This content is currently in English only and may contain localized resources.
Seeking Balance in the Physical and Digital Worlds
When it comes to raising kids in a digital world, one of the most common questions parents ask is “how much screen time is appropriate for a kid of ___ age?” The question comes from an understanding that healthy limits should exist for kids using technology. This is true of any activity that risks interfering with other important life activities. However, using the clock as the primary way to set boundaries may not be the best approach to raising healthy digital kids.
There are several challenges to fixating on the amount of time a child spends on a screen each day. First, the research that led to screen time recommendations was based on passive TV consumption (long before the internet ever existed). Watching TV is a very different activity from many of the types of digital activities accessed by kids today. But the most important issue with setting time limits for moderating tech use is that it creates the perception that all digital activities are of equal value.
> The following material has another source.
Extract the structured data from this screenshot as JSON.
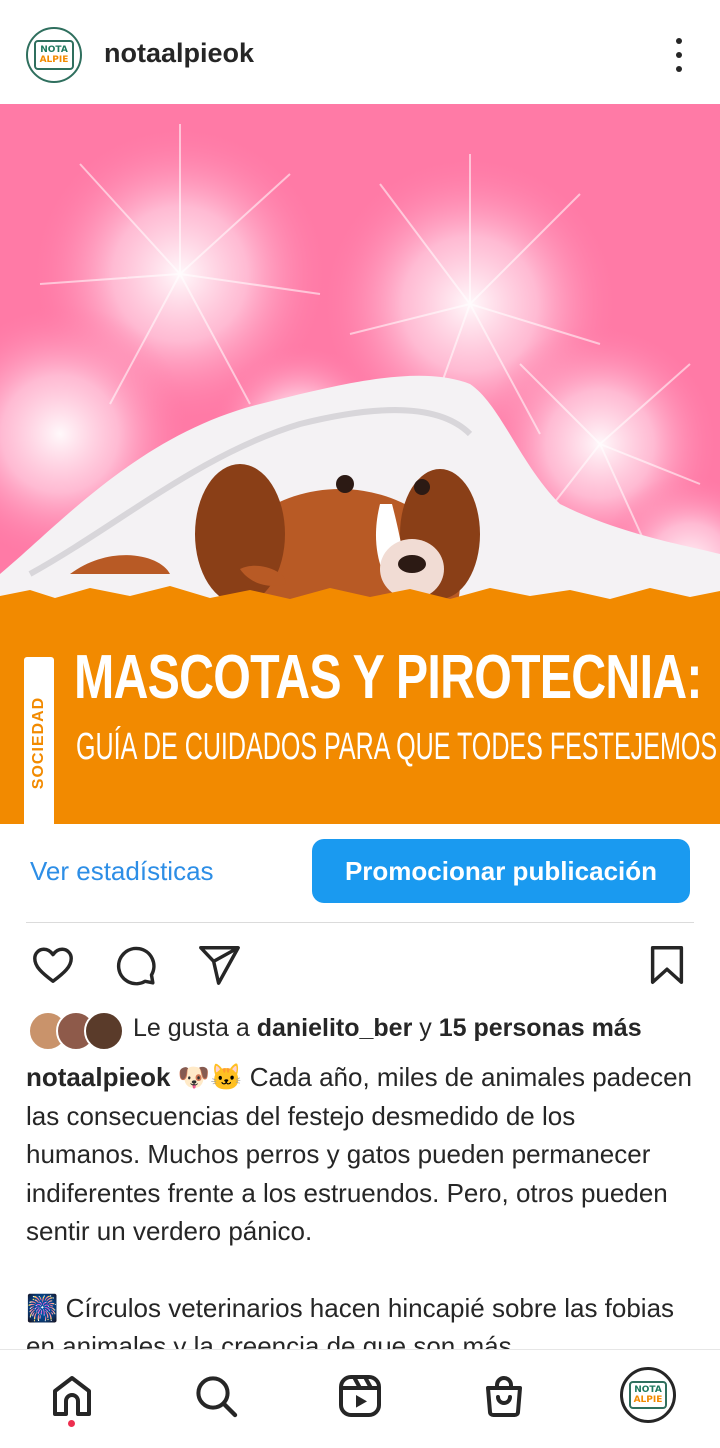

Nothing could be farther from the truth! Let’s look at two digital activities; a videochat with a grandparent and playing a repetitive, luck-based game. Both activities take place on a device (with a screen) but the value of each activity is quite different. When we moderate device use by screen time, we teach young people that tech use is binary (allowed or not) which teaches that all digital activities are of equal value. This removes the necessity to develop the critical skill of learning to recognize which digital activities are much more valuable than others, and therefore which deserve more of our time.
If we’ve outgrown using screen time as our tool for moderating tech use in our families, what is a better best approach for keeping tech use in check? Instead of enforcing rigid screen-time limits, the concept that we should seek to teach is balance. This is a concept that we regularly teach in the physical world. We point out that healthy people balance the time they spend with friends and family, and by themselves. They know how to balance exercise and rest. They make time for work and play, being serious and having fun.
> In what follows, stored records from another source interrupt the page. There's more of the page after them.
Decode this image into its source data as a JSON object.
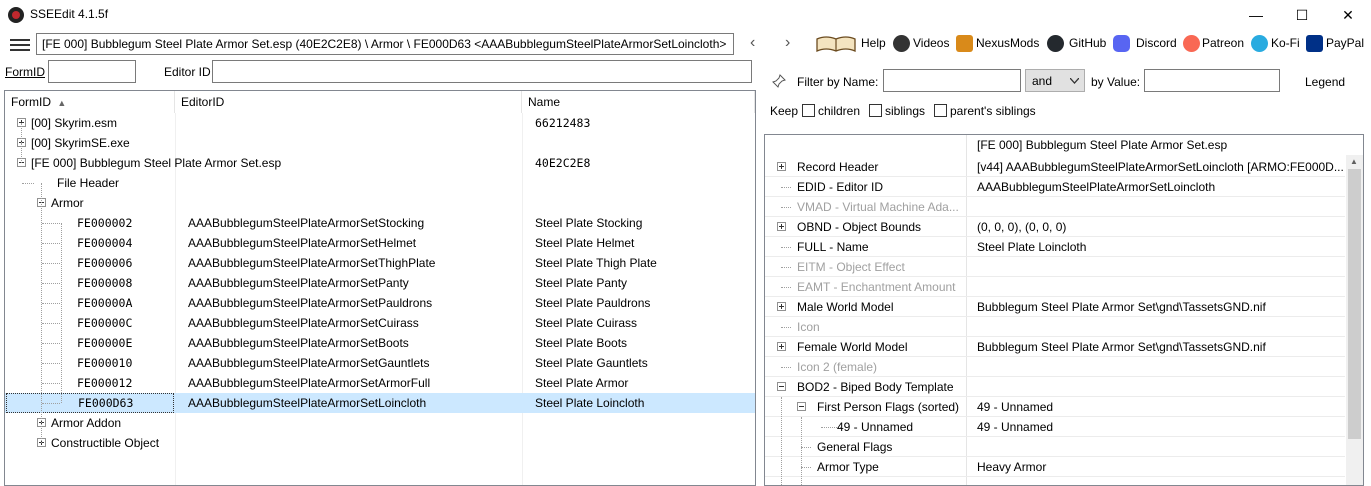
{
  "window": {
    "title": "SSEEdit 4.1.5f",
    "minimize": "—",
    "maximize": "☐",
    "close": "✕"
  },
  "toolbar": {
    "path": "[FE 000] Bubblegum Steel Plate Armor Set.esp (40E2C2E8) \\ Armor \\ FE000D63 <AAABubblegumSteelPlateArmorSetLoincloth>",
    "back": "‹",
    "forward": "›",
    "links": [
      {
        "label": "Help",
        "icon": "book-icon"
      },
      {
        "label": "Videos",
        "icon": "gamepad-icon"
      },
      {
        "label": "NexusMods",
        "icon": "nexus-icon"
      },
      {
        "label": "GitHub",
        "icon": "github-icon"
      },
      {
        "label": "Discord",
        "icon": "discord-icon"
      },
      {
        "label": "Patreon",
        "icon": "patreon-icon"
      },
      {
        "label": "Ko-Fi",
        "icon": "kofi-icon"
      },
      {
        "label": "PayPal",
        "icon": "paypal-icon"
      }
    ]
  },
  "left_filter": {
    "formid_label": "FormID",
    "formid_value": "",
    "editorid_label": "Editor ID",
    "editorid_value": ""
  },
  "left_grid": {
    "columns": [
      "FormID",
      "EditorID",
      "Name"
    ],
    "sort_indicator": "▲",
    "rows": [
      {
        "formid": "[00] Skyrim.esm",
        "editorid": "",
        "name": "66212483",
        "level": 0,
        "expander": "plus"
      },
      {
        "formid": "[00] SkyrimSE.exe",
        "editorid": "",
        "name": "",
        "level": 0,
        "expander": "plus"
      },
      {
        "formid": "[FE 000] Bubblegum Steel Plate Armor Set.esp",
        "editorid": "",
        "name": "40E2C2E8",
        "level": 0,
        "expander": "minus"
      },
      {
        "formid": "File Header",
        "editorid": "",
        "name": "",
        "level": 1,
        "expander": "none"
      },
      {
        "formid": "Armor",
        "editorid": "",
        "name": "",
        "level": 1,
        "expander": "minus"
      },
      {
        "formid": "FE000002",
        "editorid": "AAABubblegumSteelPlateArmorSetStocking",
        "name": "Steel Plate Stocking",
        "level": 2,
        "expander": "none"
      },
      {
        "formid": "FE000004",
        "editorid": "AAABubblegumSteelPlateArmorSetHelmet",
        "name": "Steel Plate Helmet",
        "level": 2,
        "expander": "none"
      },
      {
        "formid": "FE000006",
        "editorid": "AAABubblegumSteelPlateArmorSetThighPlate",
        "name": "Steel Plate Thigh Plate",
        "level": 2,
        "expander": "none"
      },
      {
        "formid": "FE000008",
        "editorid": "AAABubblegumSteelPlateArmorSetPanty",
        "name": "Steel Plate Panty",
        "level": 2,
        "expander": "none"
      },
      {
        "formid": "FE00000A",
        "editorid": "AAABubblegumSteelPlateArmorSetPauldrons",
        "name": "Steel Plate Pauldrons",
        "level": 2,
        "expander": "none"
      },
      {
        "formid": "FE00000C",
        "editorid": "AAABubblegumSteelPlateArmorSetCuirass",
        "name": "Steel Plate Cuirass",
        "level": 2,
        "expander": "none"
      },
      {
        "formid": "FE00000E",
        "editorid": "AAABubblegumSteelPlateArmorSetBoots",
        "name": "Steel Plate Boots",
        "level": 2,
        "expander": "none"
      },
      {
        "formid": "FE000010",
        "editorid": "AAABubblegumSteelPlateArmorSetGauntlets",
        "name": "Steel Plate Gauntlets",
        "level": 2,
        "expander": "none"
      },
      {
        "formid": "FE000012",
        "editorid": "AAABubblegumSteelPlateArmorSetArmorFull",
        "name": "Steel Plate Armor",
        "level": 2,
        "expander": "none"
      },
      {
        "formid": "FE000D63",
        "editorid": "AAABubblegumSteelPlateArmorSetLoincloth",
        "name": "Steel Plate Loincloth",
        "level": 2,
        "expander": "none",
        "selected": true
      },
      {
        "formid": "Armor Addon",
        "editorid": "",
        "name": "",
        "level": 1,
        "expander": "plus"
      },
      {
        "formid": "Constructible Object",
        "editorid": "",
        "name": "",
        "level": 1,
        "expander": "plus"
      }
    ]
  },
  "right_filter": {
    "filter_by_name_label": "Filter by Name:",
    "name_value": "",
    "operator": "and",
    "by_value_label": "by Value:",
    "value_value": "",
    "legend": "Legend",
    "keep_label": "Keep",
    "keep_options": [
      "children",
      "siblings",
      "parent's siblings"
    ]
  },
  "right_grid": {
    "header_value": "[FE 000] Bubblegum Steel Plate Armor Set.esp",
    "rows": [
      {
        "label": "Record Header",
        "value": "[v44] AAABubblegumSteelPlateArmorSetLoincloth [ARMO:FE000D...",
        "expander": "plus",
        "level": 0,
        "gray": false
      },
      {
        "label": "EDID - Editor ID",
        "value": "AAABubblegumSteelPlateArmorSetLoincloth",
        "expander": "none",
        "level": 0,
        "gray": false
      },
      {
        "label": "VMAD - Virtual Machine Ada...",
        "value": "",
        "expander": "none",
        "level": 0,
        "gray": true
      },
      {
        "label": "OBND - Object Bounds",
        "value": "(0, 0, 0), (0, 0, 0)",
        "expander": "plus",
        "level": 0,
        "gray": false
      },
      {
        "label": "FULL - Name",
        "value": "Steel Plate Loincloth",
        "expander": "none",
        "level": 0,
        "gray": false
      },
      {
        "label": "EITM - Object Effect",
        "value": "",
        "expander": "none",
        "level": 0,
        "gray": true
      },
      {
        "label": "EAMT - Enchantment Amount",
        "value": "",
        "expander": "none",
        "level": 0,
        "gray": true
      },
      {
        "label": "Male World Model",
        "value": "Bubblegum Steel Plate Armor Set\\gnd\\TassetsGND.nif",
        "expander": "plus",
        "level": 0,
        "gray": false
      },
      {
        "label": "Icon",
        "value": "",
        "expander": "none",
        "level": 0,
        "gray": true
      },
      {
        "label": "Female World Model",
        "value": "Bubblegum Steel Plate Armor Set\\gnd\\TassetsGND.nif",
        "expander": "plus",
        "level": 0,
        "gray": false
      },
      {
        "label": "Icon 2 (female)",
        "value": "",
        "expander": "none",
        "level": 0,
        "gray": true
      },
      {
        "label": "BOD2 - Biped Body Template",
        "value": "",
        "expander": "minus",
        "level": 0,
        "gray": false
      },
      {
        "label": "First Person Flags (sorted)",
        "value": "49 - Unnamed",
        "expander": "minus",
        "level": 1,
        "gray": false
      },
      {
        "label": "49 - Unnamed",
        "value": "49 - Unnamed",
        "expander": "none",
        "level": 2,
        "gray": false
      },
      {
        "label": "General Flags",
        "value": "",
        "expander": "none",
        "level": 1,
        "gray": false
      },
      {
        "label": "Armor Type",
        "value": "Heavy Armor",
        "expander": "none",
        "level": 1,
        "gray": false
      }
    ]
  }
}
The value of the vast majority of activities is determined by their proportional relationship to other activities. Exercise is a good thing, unless we start exercising so much that we aren’t finishing our homework or spending time with family and friends. Getting rest is also good, but oversleeping, especially habitually, diminishes our productivity and mental health. Being imaginative is good, but when done in the wrong contexts, it’s considered lying.
Balance may not look the same from day to day either. The day before a big science project is due, it would be out of balance to spend the whole day riding a bike. The day before a violin recital, it might be inappropriate to spend the whole day reading instead of practicing, even though on a different day that might be a great choice. As par- ents, we watch for indicators in the physical world when activities feel out of balance. Finding balance in our virtual world is just as import- ant. We have to make sure we are equally adamant about helping our kids learn to find digital balance as we are at helping them find balance in other parts of their lives. The following three principles can help.
Teaching balance sets our kids up for future success. We want them to learn to recognize when it’s time to move on to another activity, not by a timer going off, but by a desire to keep balance.